Six other college costs and opportunities to
consider when the fi nancial aid letter arrives
COURIER LIFE, OCT. 25-31, 2019 35
The last year of high school is a whirl of activity,
and it’s no different when it comes to the fi -
nal leg of college selection. Once the acceptance
notifi cations arrive, it will soon be time to sit down
with a different stack of mail: fi nancial aid letters.
As you undoubtedly know, the cost of college is
no small investment. In the 2017-18 academic year,
the average tuition and fees for four-year public colleges
is $25,620, while for private colleges, the costs
are $33,520, and public two-year colleges cost $3,570,
according to the College Board.
At the same time, the College Board reports that
more than 70 percent of students receive grants to
help pay for college. Hopefully, those fi nancial letters
contain some good news.
For most families, analyzing the letters is a process
of uncovering the college that can offer the best
education at the best value for your student. One
way to get there is to parse the details of the letter itself
so you understand the net cost of your student’s
education. Still, it’s critical to look at other factors
and opportunities around higher education costs.
Taking a deeper look at these can help you and your
student reach the best possible decision.
Deciphering free aid vs. other options: Take a
close look at each line in the aid column. Key words,
such as scholarships, grants and fellowships, signal
no-strings money for school. Work-study and student
loan packages are options that will need students to
fi nd a job or pay the money back.
Cost-of-living expenses: Think about those extra
costs that come up over the weeks and months of
any college year, such as meals, phone, transportation
and laundry. Don’t forget entertainment. After
all, they’re not going to spend all their time studying
in their dorm room. Does the campus and community
offer plenty of low-cost and no-cost attractions
and entertainment so they can have fun with their
friends without breaking the bank?
Local economy: One thing worth considering
is the local economy of the fi rst-choice school, especially
if your student may want to pick up a parttime
job along the way. Even better, look for local employers
that are compatible with your child’s career
goals. An entry-level job at one of these workplaces
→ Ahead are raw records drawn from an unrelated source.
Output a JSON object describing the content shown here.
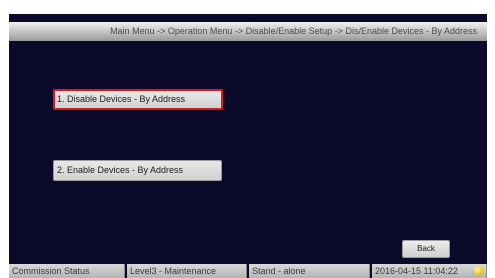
{
  "header": {
    "breadcrumb": "Main Menu -> Operation Menu -> Disable/Enable Setup -> Dis/Enable Devices - By Address"
  },
  "menu": {
    "items": [
      {
        "label": "1. Disable Devices - By Address",
        "selected": true
      },
      {
        "label": "2. Enable Devices - By Address",
        "selected": false
      }
    ]
  },
  "footer": {
    "back_label": "Back"
  },
  "status_bar": {
    "commission_status": "Commission Status",
    "access_level": "Level3 - Maintenance",
    "mode": "Stand - alone",
    "datetime": "2016-04-15 11:04:22",
    "indicator_color": "#f7d21a"
  },
  "colors": {
    "background": "#0c0a2a",
    "selected_border": "#d31c1c"
  }
}
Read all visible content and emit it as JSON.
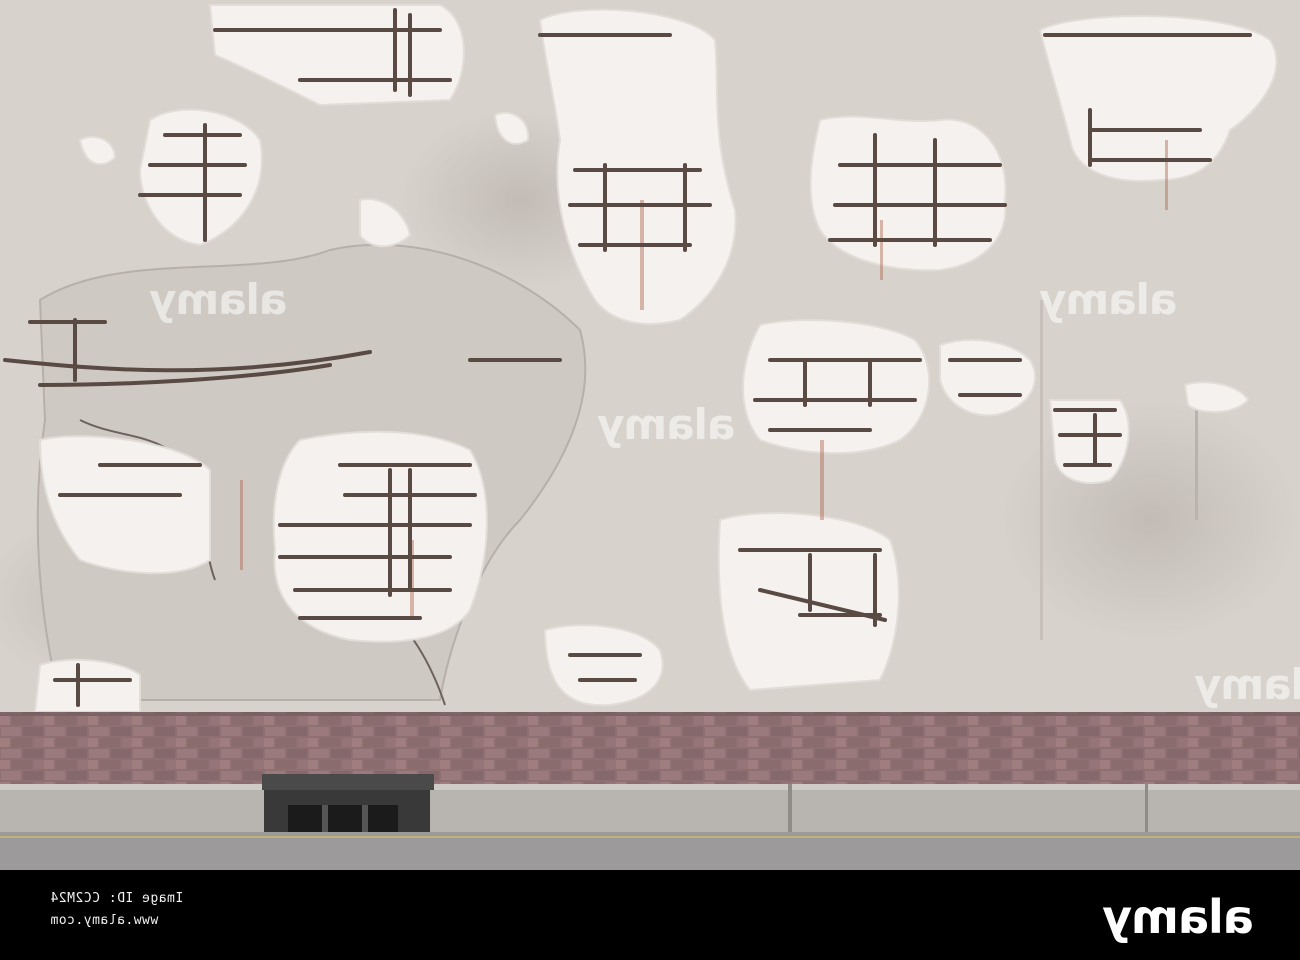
{
  "watermark": {
    "brand": "alamy",
    "image_id_label": "Image ID: CC2M24",
    "site": "www.alamy.com"
  },
  "colors": {
    "wall": "#d8d2cd",
    "spall": "#f4f1ee",
    "rebar": "#5a4a44",
    "rust": "#b06a4f",
    "brick": "#8e6f72",
    "kerb": "#b8b4b0",
    "road": "#9c9a9a"
  }
}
can help make ends meet, while making your student
more marketable when it’s time to graduate.
Student achievement: Do a little digging on the
success rate for students and graduates, so you have
an idea on whether the school has a high job placement
rate after graduation. Know the school’s graduation
rate, along with the average fi rst-year salary
Ongoing costs: The fi nancial aid letter describes
the student’s fi rst year. As much as you can, do some
forecasting for the next three to four years. It’s especially
important to understand whether awards are
renewable, or if they’re available only to fi rst-year
Negotiation: If the college isn’t coming through
with enough aid to make college affordable for your
student and family, don’t give up. You might be able
to negotiate more aid. Submit a letter and ask for a
follow-up appointment. Be specifi c about what you
are requesting, and be sure to explain if you have
specifi c circumstances such as medical costs or a job
loss that may have affected your ability to meet the
expected family contribution.
If you fi nd the amount of fi nancial aid provided
isn’t enough (including the amount offered in federal
loans), families may want to research and explore
private student loans as an option to cover the
additional expenses. Look for competitive interest
rates and fl exible repayment options that match
your budget. College Ave Student Loans also offers
a calculator that showcases how much families
can save with various loan options at www.collegeavestudentloans.
com. — BPT